Rat Heterotopic Abdominal Heart/Single-lung Transplantation in a Volume-loaded Configuration

TitleRat Heterotopic Abdominal Heart/Single-lung Transplantation in a Volume-loaded Configuration
Publication TypeJournal Article
Year of Publication2015
AuthorsKearns, MJ, Wang, Y, Boyd, JH
JournalJournal of Visualized Experiments: JoVE
Volume99
Start Page52418
Date Published05/2015
Abstract

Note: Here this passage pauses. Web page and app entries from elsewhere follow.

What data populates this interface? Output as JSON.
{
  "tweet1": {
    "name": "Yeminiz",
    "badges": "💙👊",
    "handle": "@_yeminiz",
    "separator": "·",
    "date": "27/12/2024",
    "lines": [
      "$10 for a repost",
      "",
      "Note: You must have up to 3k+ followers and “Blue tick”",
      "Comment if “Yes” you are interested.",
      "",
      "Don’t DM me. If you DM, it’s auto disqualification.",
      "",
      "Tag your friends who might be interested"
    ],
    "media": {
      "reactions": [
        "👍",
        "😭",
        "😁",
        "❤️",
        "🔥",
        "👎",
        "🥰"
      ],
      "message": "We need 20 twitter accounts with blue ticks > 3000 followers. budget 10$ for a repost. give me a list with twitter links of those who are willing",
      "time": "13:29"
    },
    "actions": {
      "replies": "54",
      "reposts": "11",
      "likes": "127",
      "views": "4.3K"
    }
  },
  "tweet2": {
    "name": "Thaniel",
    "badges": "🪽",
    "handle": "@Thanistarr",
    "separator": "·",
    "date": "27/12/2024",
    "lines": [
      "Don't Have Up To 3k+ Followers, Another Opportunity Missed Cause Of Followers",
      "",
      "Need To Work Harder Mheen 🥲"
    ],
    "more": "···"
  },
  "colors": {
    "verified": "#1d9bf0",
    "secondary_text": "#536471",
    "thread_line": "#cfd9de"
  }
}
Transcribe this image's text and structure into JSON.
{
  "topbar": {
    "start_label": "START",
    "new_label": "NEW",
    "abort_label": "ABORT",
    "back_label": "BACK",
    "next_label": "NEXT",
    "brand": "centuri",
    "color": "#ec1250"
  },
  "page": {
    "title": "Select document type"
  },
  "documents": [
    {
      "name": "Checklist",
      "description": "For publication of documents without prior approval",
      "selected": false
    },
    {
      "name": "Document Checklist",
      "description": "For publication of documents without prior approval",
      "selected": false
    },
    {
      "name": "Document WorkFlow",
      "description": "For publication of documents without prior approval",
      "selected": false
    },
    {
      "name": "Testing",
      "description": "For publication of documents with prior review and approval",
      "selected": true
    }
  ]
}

Herein, we describe a novel technique for heterotopic abdominal heart-lung transplantation (HAHLT) in rats. The configuration of the transplant graft involves anastomosis of donor inferior vena cava (IVC) to recipient IVC, and donor ascending aorta (Ao) to recipient abdominal Ao. The right upper and middle lung lobes are preserved and function as conduits for blood flow from right heart to left heart. There are several advantages to using this technique, and it lends itself to a broad range of applications. Because the graft is transplanted in a configuration that allows for dyamic volume-loading, cardiac function may be directly assessed in vivo. The use of pressure-volume conductance catheters permits characterization of load-dependent and load-independent hemodynamic parameters. The graft may be converted to a loaded configuration by applying a clamp to the recipient's infra-hepatic IVC. We describe modified surgical techniques for both donor and recipient operations, and an ideal myocardial protection strategy. Depending on the experimental aim, this model may be adapted for use in both acute and chronic studies of graft function, immunologic status, and variable ventricular loading conditions. The conducting airways to the transplanted lung are preserved, and allow for acute lung re-ventilation. This facilitates analysis of the effects of the mixed venous and arterial blood providing coronary perfusion to the graft. A limitation of this model is its technical complexity. There is a significant learning curve for new operators, who should ideally be mentored in the technique. A surgical training background is advantageous for those wishing to apply this model. Despite its complexity, we aim to present the model in a clear and easily applicable format. Because of the physiologic similarity of this model to orthotopic transplantation, and its broad range of study applications, the effort invested in learning the technique is likely to be worthwhile.

DOI10.3791/52418